Steam is just an energy transport medium, like electricity.   It's properties allow you to extract and convert the energy stored within to any other form you want, typically mechanical energy.  But burning coal or gas, and even using the heat from a nuclear reaction are definitely non-renewable, AND rather dirty (carbon footprint, and nuclear waste).  The only clean use of steam is hydrothermal using Earth's inner heat (derived from the rotating molten inner core, and basically a remnant of energy left over from the formation of the planets).

A goodly percentage of geothermal heat is generated by radioisotopic decay of elements like thorium and potassium.

As for solar power, I vaguely recall reading (and seeing a contemporary illustration) of a Victorian-era (give or take) French printing shop powering their presses from a large Stirling engine mounted on the roof.
Logged

By the power of caffeine do I set my mind in motion
By the Beans of Life do my thoughts acquire speed
My hands acquire a shaking
The shaking becomes a warning
By the power of caffeine do I set my mind in motion
The Leverkusen Institute of Paleocybernetics is 5838 km from Reading
Hurricane Annie
Zeppelin Captain
*****
New Zealand New Zealand



« Reply #12 on: May 20, 2014, 03:48:07 am »

womens workloads do not change much  from varied circumstances that can befall society.

 We still have to supervise children and feed them.
Logged
19th Century Space Pilot
Snr. Officer
****
United Kingdom United Kingdom

Cererean
WWW
« Reply #13 on: May 24, 2014, 12:06:57 am »

Actually, they do. Before the Industrial Revolution, women in England had to get jobs, because wages weren't high enough for a sole breadwinner for the family, and they weren't able to rely on the resources of the extended family (David Willetts, The Pinch). Conversely, after the development of labour saving machinery in the home, their workload there was reduced, and with the rising cost of living, they had to go out and get jobs again...
Logged
Pages: [1]   Go Up
  Print  
 
Jump to:  

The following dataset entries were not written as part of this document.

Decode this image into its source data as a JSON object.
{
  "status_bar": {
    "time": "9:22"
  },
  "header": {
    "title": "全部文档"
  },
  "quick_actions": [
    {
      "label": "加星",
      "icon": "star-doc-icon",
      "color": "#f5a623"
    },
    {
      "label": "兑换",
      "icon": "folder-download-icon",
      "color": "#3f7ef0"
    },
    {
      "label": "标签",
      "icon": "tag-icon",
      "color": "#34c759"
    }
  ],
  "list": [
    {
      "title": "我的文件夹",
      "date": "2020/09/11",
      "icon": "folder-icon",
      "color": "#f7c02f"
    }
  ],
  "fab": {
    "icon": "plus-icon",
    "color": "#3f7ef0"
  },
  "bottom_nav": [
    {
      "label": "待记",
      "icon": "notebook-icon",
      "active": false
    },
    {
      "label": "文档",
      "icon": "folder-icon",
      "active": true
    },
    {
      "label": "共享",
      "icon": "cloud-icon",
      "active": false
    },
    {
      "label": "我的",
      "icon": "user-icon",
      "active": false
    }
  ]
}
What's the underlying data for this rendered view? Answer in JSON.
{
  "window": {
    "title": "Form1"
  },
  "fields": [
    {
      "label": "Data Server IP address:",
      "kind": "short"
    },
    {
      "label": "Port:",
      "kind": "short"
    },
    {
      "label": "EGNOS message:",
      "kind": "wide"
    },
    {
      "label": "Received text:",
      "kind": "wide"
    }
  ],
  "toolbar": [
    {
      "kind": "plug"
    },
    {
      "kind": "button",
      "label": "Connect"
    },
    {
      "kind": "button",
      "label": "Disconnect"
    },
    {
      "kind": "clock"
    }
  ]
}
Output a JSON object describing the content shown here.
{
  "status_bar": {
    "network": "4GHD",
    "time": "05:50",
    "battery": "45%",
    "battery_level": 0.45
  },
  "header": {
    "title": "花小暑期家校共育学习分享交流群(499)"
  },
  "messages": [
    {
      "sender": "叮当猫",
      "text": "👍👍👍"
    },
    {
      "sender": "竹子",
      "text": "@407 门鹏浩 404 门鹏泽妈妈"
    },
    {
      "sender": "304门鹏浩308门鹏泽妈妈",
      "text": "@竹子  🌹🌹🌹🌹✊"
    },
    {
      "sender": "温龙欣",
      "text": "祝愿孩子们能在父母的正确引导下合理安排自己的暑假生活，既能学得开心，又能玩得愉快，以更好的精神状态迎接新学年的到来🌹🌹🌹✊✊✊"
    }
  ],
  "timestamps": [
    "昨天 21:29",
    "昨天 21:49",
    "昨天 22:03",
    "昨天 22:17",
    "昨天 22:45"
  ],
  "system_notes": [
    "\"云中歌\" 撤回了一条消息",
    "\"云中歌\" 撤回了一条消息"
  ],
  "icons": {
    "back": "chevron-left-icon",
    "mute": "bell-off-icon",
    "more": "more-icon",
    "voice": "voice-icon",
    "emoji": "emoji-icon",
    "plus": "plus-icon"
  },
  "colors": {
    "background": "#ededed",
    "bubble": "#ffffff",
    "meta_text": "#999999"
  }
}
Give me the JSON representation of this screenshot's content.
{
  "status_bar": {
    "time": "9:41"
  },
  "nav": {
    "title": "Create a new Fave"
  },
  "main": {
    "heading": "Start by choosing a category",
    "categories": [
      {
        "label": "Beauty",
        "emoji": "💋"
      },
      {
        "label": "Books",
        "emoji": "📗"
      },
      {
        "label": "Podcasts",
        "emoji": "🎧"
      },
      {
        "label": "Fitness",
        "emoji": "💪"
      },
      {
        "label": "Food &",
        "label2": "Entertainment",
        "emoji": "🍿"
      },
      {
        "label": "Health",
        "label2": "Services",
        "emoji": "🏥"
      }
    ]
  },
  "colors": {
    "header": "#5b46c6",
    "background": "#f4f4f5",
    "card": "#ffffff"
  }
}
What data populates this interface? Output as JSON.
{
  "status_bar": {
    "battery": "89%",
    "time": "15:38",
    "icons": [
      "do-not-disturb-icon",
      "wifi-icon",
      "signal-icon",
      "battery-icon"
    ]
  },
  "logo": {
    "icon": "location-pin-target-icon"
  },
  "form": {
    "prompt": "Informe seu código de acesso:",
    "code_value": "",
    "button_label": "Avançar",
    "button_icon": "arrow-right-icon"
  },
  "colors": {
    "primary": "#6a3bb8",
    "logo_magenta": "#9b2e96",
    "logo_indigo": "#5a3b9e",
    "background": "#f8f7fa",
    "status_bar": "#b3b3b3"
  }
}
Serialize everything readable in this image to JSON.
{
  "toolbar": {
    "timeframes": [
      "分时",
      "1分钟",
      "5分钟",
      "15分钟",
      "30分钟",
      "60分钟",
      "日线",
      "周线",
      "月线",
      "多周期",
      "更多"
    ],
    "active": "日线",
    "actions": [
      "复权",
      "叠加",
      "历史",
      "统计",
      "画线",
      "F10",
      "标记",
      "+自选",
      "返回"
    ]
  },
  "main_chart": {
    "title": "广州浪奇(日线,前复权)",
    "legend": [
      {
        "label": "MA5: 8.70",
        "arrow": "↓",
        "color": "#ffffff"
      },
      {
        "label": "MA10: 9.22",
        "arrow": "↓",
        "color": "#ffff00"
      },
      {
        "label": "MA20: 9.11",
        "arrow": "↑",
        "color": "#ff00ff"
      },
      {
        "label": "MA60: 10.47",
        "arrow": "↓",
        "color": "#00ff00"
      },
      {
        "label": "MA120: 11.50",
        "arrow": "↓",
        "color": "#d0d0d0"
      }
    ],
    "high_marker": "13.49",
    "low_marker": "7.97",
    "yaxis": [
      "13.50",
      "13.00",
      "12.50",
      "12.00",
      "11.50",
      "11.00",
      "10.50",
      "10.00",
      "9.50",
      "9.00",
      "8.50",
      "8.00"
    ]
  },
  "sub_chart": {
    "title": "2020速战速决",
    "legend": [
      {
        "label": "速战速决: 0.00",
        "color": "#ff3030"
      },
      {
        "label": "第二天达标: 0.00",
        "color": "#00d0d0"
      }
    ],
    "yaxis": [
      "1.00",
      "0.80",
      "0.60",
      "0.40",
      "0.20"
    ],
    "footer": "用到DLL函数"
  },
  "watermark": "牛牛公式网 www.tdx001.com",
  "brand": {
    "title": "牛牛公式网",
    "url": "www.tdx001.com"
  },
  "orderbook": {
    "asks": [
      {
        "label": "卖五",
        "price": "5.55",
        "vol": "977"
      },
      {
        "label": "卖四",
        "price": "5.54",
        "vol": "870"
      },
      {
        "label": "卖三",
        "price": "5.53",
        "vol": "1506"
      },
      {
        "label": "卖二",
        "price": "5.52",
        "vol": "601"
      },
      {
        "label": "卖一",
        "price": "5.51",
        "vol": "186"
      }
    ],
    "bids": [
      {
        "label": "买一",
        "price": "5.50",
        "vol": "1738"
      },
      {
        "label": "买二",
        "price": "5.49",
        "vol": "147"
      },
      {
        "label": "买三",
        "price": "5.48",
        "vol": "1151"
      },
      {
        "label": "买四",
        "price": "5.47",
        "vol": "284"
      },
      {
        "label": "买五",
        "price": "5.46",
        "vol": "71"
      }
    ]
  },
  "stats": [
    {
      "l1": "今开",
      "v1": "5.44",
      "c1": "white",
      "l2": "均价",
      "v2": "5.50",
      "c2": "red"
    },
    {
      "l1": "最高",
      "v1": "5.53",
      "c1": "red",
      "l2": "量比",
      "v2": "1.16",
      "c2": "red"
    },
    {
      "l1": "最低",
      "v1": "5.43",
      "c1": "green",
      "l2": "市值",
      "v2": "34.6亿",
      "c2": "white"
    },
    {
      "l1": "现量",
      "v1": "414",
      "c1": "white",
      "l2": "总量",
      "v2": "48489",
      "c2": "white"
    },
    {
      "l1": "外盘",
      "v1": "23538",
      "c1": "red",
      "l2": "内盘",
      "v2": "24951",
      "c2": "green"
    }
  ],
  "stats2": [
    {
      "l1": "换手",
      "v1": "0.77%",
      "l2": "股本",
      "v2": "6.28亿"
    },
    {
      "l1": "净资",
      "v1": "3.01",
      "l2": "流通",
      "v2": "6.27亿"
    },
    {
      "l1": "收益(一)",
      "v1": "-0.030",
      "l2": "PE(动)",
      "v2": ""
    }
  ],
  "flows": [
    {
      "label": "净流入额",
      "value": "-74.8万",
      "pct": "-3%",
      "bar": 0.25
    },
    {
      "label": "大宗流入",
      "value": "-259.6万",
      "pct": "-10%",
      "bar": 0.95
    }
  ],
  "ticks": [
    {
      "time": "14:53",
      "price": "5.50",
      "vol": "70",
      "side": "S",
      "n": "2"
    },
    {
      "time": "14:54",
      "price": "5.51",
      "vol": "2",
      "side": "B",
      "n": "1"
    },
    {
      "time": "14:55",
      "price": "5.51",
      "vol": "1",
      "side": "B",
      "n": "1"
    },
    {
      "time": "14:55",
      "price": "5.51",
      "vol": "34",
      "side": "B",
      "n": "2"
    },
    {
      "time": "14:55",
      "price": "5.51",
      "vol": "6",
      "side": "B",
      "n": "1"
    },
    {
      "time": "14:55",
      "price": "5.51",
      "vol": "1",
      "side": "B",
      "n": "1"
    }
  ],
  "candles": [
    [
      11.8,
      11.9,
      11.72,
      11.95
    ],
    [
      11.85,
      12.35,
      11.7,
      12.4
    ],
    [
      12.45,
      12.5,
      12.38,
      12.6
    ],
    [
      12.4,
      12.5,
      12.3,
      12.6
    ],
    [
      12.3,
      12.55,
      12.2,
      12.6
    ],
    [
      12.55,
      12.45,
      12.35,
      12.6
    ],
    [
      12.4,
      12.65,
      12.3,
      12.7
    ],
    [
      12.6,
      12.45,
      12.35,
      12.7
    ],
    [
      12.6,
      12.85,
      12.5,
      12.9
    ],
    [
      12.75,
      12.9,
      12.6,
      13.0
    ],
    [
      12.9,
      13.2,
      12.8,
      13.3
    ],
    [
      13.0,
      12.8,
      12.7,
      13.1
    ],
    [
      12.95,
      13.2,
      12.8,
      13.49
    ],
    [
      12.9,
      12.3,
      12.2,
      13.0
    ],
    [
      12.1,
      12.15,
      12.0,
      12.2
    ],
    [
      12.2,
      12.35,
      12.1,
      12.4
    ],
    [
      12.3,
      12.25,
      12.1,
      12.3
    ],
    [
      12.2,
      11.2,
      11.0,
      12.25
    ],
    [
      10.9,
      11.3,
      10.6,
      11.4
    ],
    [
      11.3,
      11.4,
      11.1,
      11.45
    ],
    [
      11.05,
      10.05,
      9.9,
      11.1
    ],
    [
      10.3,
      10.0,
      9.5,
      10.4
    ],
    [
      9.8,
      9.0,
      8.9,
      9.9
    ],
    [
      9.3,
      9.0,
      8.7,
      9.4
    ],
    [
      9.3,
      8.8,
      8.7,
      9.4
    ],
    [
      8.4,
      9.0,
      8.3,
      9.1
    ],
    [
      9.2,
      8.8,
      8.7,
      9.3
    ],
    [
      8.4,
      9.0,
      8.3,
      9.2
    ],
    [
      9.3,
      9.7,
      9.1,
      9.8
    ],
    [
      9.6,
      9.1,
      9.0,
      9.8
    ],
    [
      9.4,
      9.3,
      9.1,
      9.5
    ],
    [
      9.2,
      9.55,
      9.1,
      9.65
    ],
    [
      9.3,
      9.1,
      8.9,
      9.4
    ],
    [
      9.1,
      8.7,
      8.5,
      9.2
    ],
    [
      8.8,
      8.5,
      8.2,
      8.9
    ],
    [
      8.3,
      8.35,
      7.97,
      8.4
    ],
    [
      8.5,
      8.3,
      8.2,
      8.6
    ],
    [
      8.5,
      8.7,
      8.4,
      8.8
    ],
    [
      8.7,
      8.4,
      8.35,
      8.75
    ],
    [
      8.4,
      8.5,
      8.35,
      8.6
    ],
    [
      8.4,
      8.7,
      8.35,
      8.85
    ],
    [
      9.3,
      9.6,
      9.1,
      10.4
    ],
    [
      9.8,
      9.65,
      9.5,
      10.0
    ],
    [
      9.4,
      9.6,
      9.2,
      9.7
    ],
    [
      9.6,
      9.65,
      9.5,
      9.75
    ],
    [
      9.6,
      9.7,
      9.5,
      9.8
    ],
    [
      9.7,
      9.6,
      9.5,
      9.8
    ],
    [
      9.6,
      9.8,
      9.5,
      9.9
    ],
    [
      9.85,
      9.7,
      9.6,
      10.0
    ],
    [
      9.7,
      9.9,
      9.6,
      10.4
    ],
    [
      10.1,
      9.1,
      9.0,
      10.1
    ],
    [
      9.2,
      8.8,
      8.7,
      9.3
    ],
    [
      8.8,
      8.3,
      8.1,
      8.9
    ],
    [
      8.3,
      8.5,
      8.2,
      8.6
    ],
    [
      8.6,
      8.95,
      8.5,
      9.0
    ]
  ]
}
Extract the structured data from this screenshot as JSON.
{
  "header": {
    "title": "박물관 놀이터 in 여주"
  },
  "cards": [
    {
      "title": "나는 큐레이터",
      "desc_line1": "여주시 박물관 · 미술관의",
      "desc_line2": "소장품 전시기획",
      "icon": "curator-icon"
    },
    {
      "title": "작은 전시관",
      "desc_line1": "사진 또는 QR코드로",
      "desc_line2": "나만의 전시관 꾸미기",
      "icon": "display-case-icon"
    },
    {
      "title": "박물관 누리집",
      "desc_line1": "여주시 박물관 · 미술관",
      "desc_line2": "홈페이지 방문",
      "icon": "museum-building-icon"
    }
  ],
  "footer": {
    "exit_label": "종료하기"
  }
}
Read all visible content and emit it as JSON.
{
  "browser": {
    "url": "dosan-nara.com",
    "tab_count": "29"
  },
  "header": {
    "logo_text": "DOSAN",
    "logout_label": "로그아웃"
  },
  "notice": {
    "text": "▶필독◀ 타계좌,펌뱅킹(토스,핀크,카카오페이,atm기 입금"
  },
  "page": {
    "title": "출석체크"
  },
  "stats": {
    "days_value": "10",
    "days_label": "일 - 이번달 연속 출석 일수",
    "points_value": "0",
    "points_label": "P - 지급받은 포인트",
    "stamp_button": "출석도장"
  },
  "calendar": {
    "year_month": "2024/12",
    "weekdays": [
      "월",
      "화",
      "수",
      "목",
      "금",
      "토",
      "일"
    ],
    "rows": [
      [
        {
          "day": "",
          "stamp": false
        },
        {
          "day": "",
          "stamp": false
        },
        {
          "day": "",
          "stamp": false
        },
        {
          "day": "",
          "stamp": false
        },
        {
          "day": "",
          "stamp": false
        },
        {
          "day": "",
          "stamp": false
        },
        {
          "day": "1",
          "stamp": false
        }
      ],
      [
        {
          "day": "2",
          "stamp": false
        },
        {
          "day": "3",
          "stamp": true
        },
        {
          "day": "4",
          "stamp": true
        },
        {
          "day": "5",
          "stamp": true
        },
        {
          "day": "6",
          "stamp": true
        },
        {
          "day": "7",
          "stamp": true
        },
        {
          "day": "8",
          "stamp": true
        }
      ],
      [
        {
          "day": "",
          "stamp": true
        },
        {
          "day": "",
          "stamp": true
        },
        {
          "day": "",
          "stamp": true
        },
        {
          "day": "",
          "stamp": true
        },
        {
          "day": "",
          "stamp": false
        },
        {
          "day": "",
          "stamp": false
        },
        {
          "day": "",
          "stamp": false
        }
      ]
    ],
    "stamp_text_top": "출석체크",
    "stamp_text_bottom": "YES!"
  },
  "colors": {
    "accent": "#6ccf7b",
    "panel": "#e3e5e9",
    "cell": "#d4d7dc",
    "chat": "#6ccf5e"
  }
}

Powered by MySQL Powered by PHP Powered by SMF 1.1.20 | SMF © 2013, Simple Machines Valid XHTML 1.0! Valid CSS!
Page created in 0.531 seconds with 16 queries.